The European Union can only expect Turkey to halt the inflow of migrants if a new bilateral agreement is reached between the two sides, Hungarian Minister of Foreign Affairs and Trade Péter Szijjártó said in Budapest after meeting his Turkish counterpart, Mevlüt Çavuşoğlu.
Szijjártó said that migration pressure on Turkey is also growing, as reported in Hungarian daily Magyar Hirlap.
Intelligence data indicates that there are about 1.5 million internally displaced people in Syria who are making their way to Turkey. At the same time, migration pressure from Pakistan and Afghanistan is also on the rise for Turkey, with the country forced to halt 455,000 migrants at its borders just last year alone.
“Who knows how long the Greeks can hold the border?” Szijjártó asked.
The Hungarian foreign minister said that in this situation the responsibility of the EU has become much more pronounced. Illegal immigration is no longer just a national security and cultural threat, but also has a very real public health hazard because “nowadays unchecked mass migration represents an extreme danger”.
Coronavirus makes the need for migrant deal more pressing

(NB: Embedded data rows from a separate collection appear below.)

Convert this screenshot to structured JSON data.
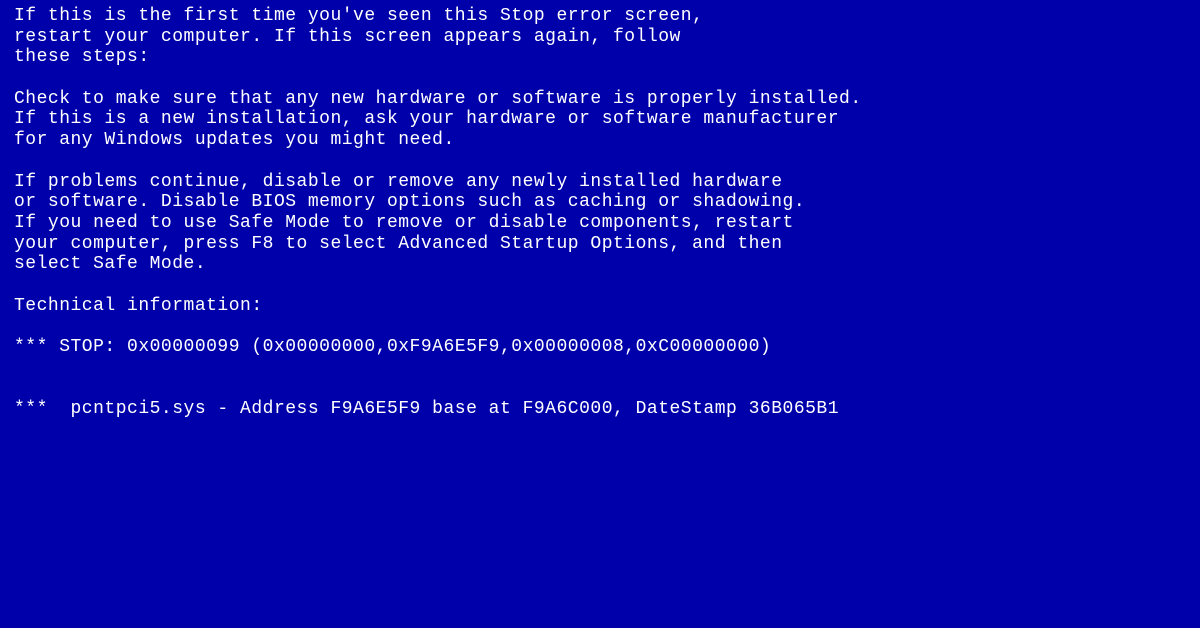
{
  "bsod": {
    "para1_line1": "If this is the first time you've seen this Stop error screen,",
    "para1_line2": "restart your computer. If this screen appears again, follow",
    "para1_line3": "these steps:",
    "para2_line1": "Check to make sure that any new hardware or software is properly installed.",
    "para2_line2": "If this is a new installation, ask your hardware or software manufacturer",
    "para2_line3": "for any Windows updates you might need.",
    "para3_line1": "If problems continue, disable or remove any newly installed hardware",
    "para3_line2": "or software. Disable BIOS memory options such as caching or shadowing.",
    "para3_line3": "If you need to use Safe Mode to remove or disable components, restart",
    "para3_line4": "your computer, press F8 to select Advanced Startup Options, and then",
    "para3_line5": "select Safe Mode.",
    "tech_header": "Technical information:",
    "stop_line": "*** STOP: 0x00000099 (0x00000000,0xF9A6E5F9,0x00000008,0xC00000000)",
    "driver_line": "***  pcntpci5.sys - Address F9A6E5F9 base at F9A6C000, DateStamp 36B065B1"
  }
}
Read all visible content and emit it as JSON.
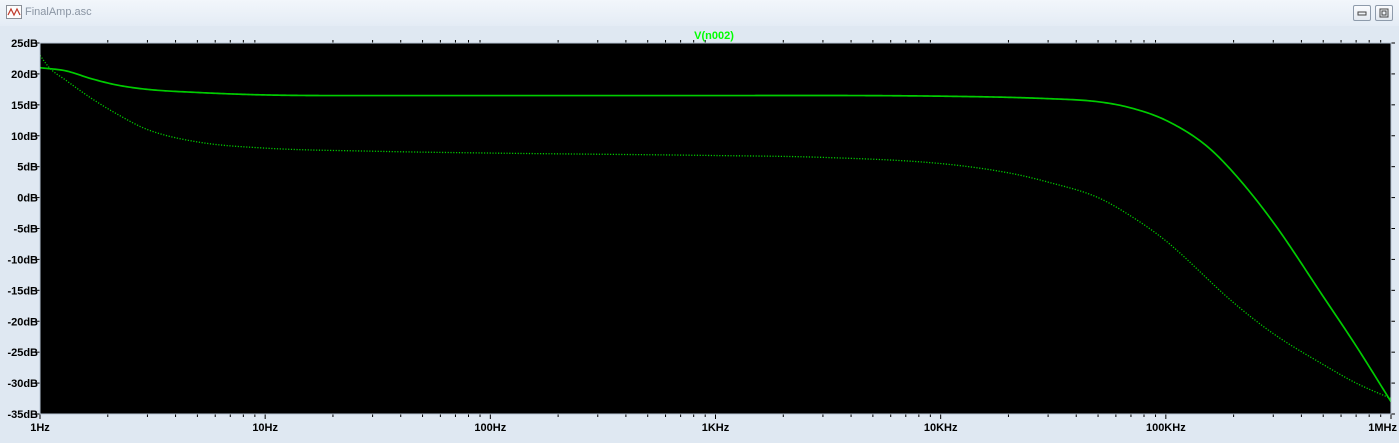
{
  "window": {
    "title": "FinalAmp.asc",
    "app_icon": "schematic-icon",
    "buttons": [
      "minimize-icon",
      "maximize-icon"
    ]
  },
  "colors": {
    "background": "#000000",
    "trace": "#00cc00",
    "title": "#00ff00",
    "frame": "#dfe8f2"
  },
  "chart_data": {
    "type": "line",
    "title": "V(n002)",
    "x_scale": "log",
    "xlim": [
      1,
      1000000
    ],
    "x_tick_labels": [
      "1Hz",
      "10Hz",
      "100Hz",
      "1KHz",
      "10KHz",
      "100KHz",
      "1MHz"
    ],
    "x_ticks": [
      1,
      10,
      100,
      1000,
      10000,
      100000,
      1000000
    ],
    "ylim": [
      -35,
      25
    ],
    "y_tick_labels": [
      "25dB",
      "20dB",
      "15dB",
      "10dB",
      "5dB",
      "0dB",
      "-5dB",
      "-10dB",
      "-15dB",
      "-20dB",
      "-25dB",
      "-30dB",
      "-35dB"
    ],
    "y_ticks": [
      25,
      20,
      15,
      10,
      5,
      0,
      -5,
      -10,
      -15,
      -20,
      -25,
      -30,
      -35
    ],
    "grid": false,
    "series": [
      {
        "style": "solid",
        "x": [
          1,
          1.3,
          1.7,
          2.2,
          3,
          5,
          10,
          30,
          100,
          1000,
          10000,
          30000,
          50000,
          70000,
          100000,
          150000,
          200000,
          300000,
          500000,
          700000,
          1000000
        ],
        "y": [
          21,
          20.5,
          19.2,
          18.2,
          17.5,
          17,
          16.6,
          16.5,
          16.5,
          16.5,
          16.4,
          16,
          15.5,
          14.5,
          12.5,
          8.5,
          4,
          -4,
          -16,
          -24,
          -33
        ]
      },
      {
        "style": "dotted",
        "x": [
          1,
          1.1,
          1.3,
          1.7,
          2.2,
          3,
          5,
          10,
          30,
          100,
          1000,
          3000,
          10000,
          20000,
          30000,
          50000,
          70000,
          100000,
          200000,
          300000,
          500000,
          700000,
          1000000
        ],
        "y": [
          23,
          21,
          19,
          16,
          13.5,
          11,
          9,
          8,
          7.5,
          7.2,
          6.8,
          6.5,
          5.5,
          4,
          2.5,
          0,
          -3,
          -7,
          -17,
          -22,
          -27,
          -30,
          -32.5
        ]
      }
    ]
  }
}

Hungary recently deported 15 Iranian students with coronavirus after they violated the country’s quarantine rules and acted violently towards medical staff.
“We are fighting a two-front war. One front is called migration, and the other one belongs to the coronavirus,” said Hungarian Prime Minister Viktor Orbán.
“We have seen that it was mostly foreigners who brought in the disease, and that it is mostly spreading among foreigners,” Orbán added. “It’s no coincidence that the virus first appeared among Iranians.”
The Hungarian government is attempting to find a way to broker a deal with the Turkish government to stem the flow of migrants into Europe, however, Orbán has previously warned about dealing with Turkey from a position of weakness.
In 2016, Orbán told German economic weekly Wirtschaftswoche that “We are at the mercy of Turkey”. The Hungarian leader pressed for the implementation of better border security to ensure any deal with Turkey on migrants would also leave Europe better able to defend itself.
Hungarian and Turkish diplomats discuss gas pipeline
The other major topic of the two foreign ministers’ meeting was gas supply towards Hungary via the TurkStream gas pipeline, which was inaugurated on Jan. 20 this year. The pipeline — whose main supplier is Russian oil and gas giant Gazprom — transports Russian natural gas to Southeast Europe via Turkey as it crosses the Black Sea, Bulgaria and Serbia.
The extension of the pipeline from Serbia to Hungary is scheduled to begin this summer and be completed in early 2021.
In other news, Çavuşoğlu also promised Szijjártó that his country will issue the export permit for the eight tonnes of textile raw material for face masks a Hungarian company has ordered.